Given records Start Marker
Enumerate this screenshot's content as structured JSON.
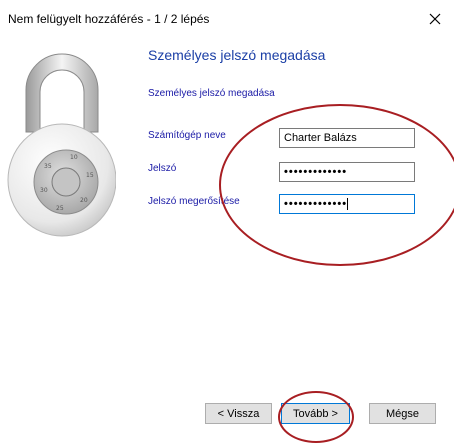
{
  "window": {
    "title": "Nem felügyelt hozzáférés - 1 / 2 lépés",
    "close_icon": "close-icon"
  },
  "content": {
    "heading": "Személyes jelszó megadása",
    "subheading": "Személyes jelszó megadása"
  },
  "form": {
    "computer_name_label": "Számítógép neve",
    "computer_name_value": "Charter Balázs",
    "password_label": "Jelszó",
    "password_value": "•••••••••••••",
    "confirm_label": "Jelszó megerősítése",
    "confirm_value": "•••••••••••••"
  },
  "buttons": {
    "back": "< Vissza",
    "next": "Tovább >",
    "cancel": "Mégse"
  },
  "colors": {
    "heading": "#1b3fa6",
    "label": "#1a1aa6",
    "annotation": "#a81e22",
    "focus": "#0078d7"
  }
}
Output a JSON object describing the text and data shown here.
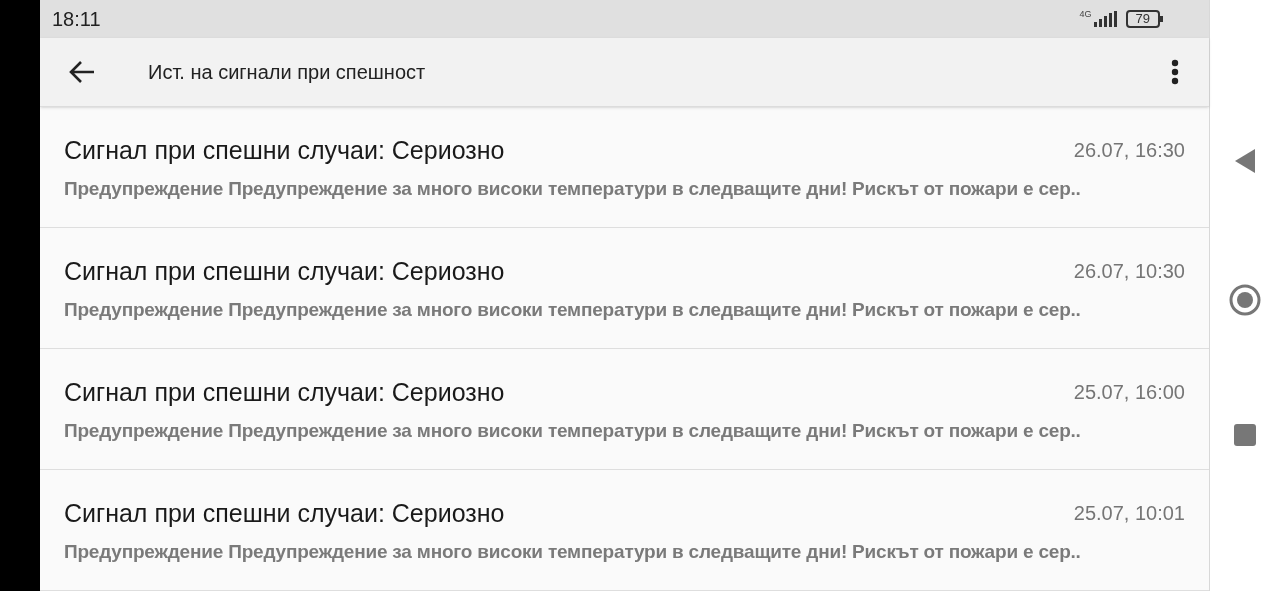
{
  "status_bar": {
    "time": "18:11",
    "network": "4G",
    "battery": "79"
  },
  "app_bar": {
    "title": "Ист. на сигнали при спешност"
  },
  "alerts": [
    {
      "title": "Сигнал при спешни случаи: Сериозно",
      "time": "26.07, 16:30",
      "preview": "Предупреждение Предупреждение за много високи температури в следващите дни! Рискът от пожари е сер.."
    },
    {
      "title": "Сигнал при спешни случаи: Сериозно",
      "time": "26.07, 10:30",
      "preview": "Предупреждение Предупреждение за много високи температури в следващите дни! Рискът от пожари е сер.."
    },
    {
      "title": "Сигнал при спешни случаи: Сериозно",
      "time": "25.07, 16:00",
      "preview": "Предупреждение Предупреждение за много високи температури в следващите дни! Рискът от пожари е сер.."
    },
    {
      "title": "Сигнал при спешни случаи: Сериозно",
      "time": "25.07, 10:01",
      "preview": "Предупреждение Предупреждение за много високи температури в следващите дни! Рискът от пожари е сер.."
    }
  ]
}
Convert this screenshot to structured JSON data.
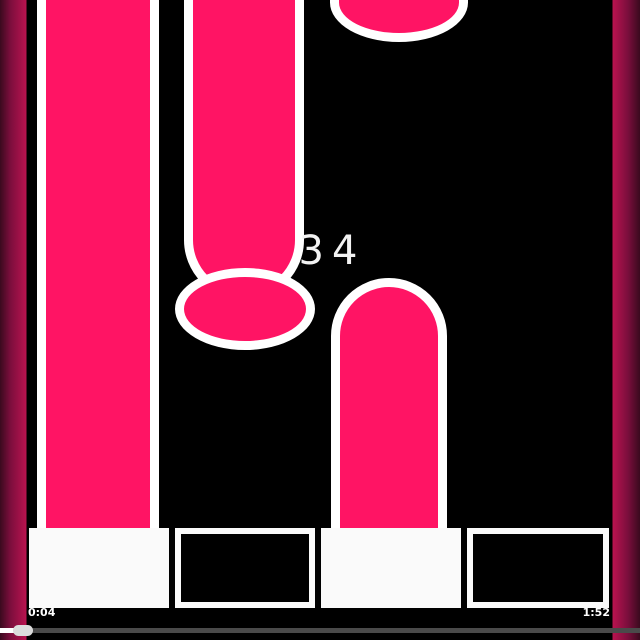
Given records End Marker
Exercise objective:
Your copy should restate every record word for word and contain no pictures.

Answer section:
Enumerate this screenshot's content as structured JSON.
{
  "window": {
    "title": "Nem felügyelt hozzáférés - 1 / 2 lépés",
    "close_icon": "close-icon"
  },
  "content": {
    "heading": "Személyes jelszó megadása",
    "subheading": "Személyes jelszó megadása"
  },
  "form": {
    "computer_name_label": "Számítógép neve",
    "computer_name_value": "Charter Balázs",
    "password_label": "Jelszó",
    "password_value": "•••••••••••••",
    "confirm_label": "Jelszó megerősítése",
    "confirm_value": "•••••••••••••"
  },
  "buttons": {
    "back": "< Vissza",
    "next": "Tovább >",
    "cancel": "Mégse"
  },
  "colors": {
    "heading": "#1b3fa6",
    "label": "#1a1aa6",
    "annotation": "#a81e22",
    "focus": "#0078d7"
  }
}
Output a JSON object describing the text and data shown here.
{
  "status_bar": {
    "time": "18:11",
    "network": "4G",
    "battery": "79"
  },
  "app_bar": {
    "title": "Ист. на сигнали при спешност"
  },
  "alerts": [
    {
      "title": "Сигнал при спешни случаи: Сериозно",
      "time": "26.07, 16:30",
      "preview": "Предупреждение Предупреждение за много високи температури в следващите дни! Рискът от пожари е сер.."
    },
    {
      "title": "Сигнал при спешни случаи: Сериозно",
      "time": "26.07, 10:30",
      "preview": "Предупреждение Предупреждение за много високи температури в следващите дни! Рискът от пожари е сер.."
    },
    {
      "title": "Сигнал при спешни случаи: Сериозно",
      "time": "25.07, 16:00",
      "preview": "Предупреждение Предупреждение за много високи температури в следващите дни! Рискът от пожари е сер.."
    },
    {
      "title": "Сигнал при спешни случаи: Сериозно",
      "time": "25.07, 10:01",
      "preview": "Предупреждение Предупреждение за много високи температури в следващите дни! Рискът от пожари е сер.."
    }
  ]
}
Convert this screenshot to structured JSON data.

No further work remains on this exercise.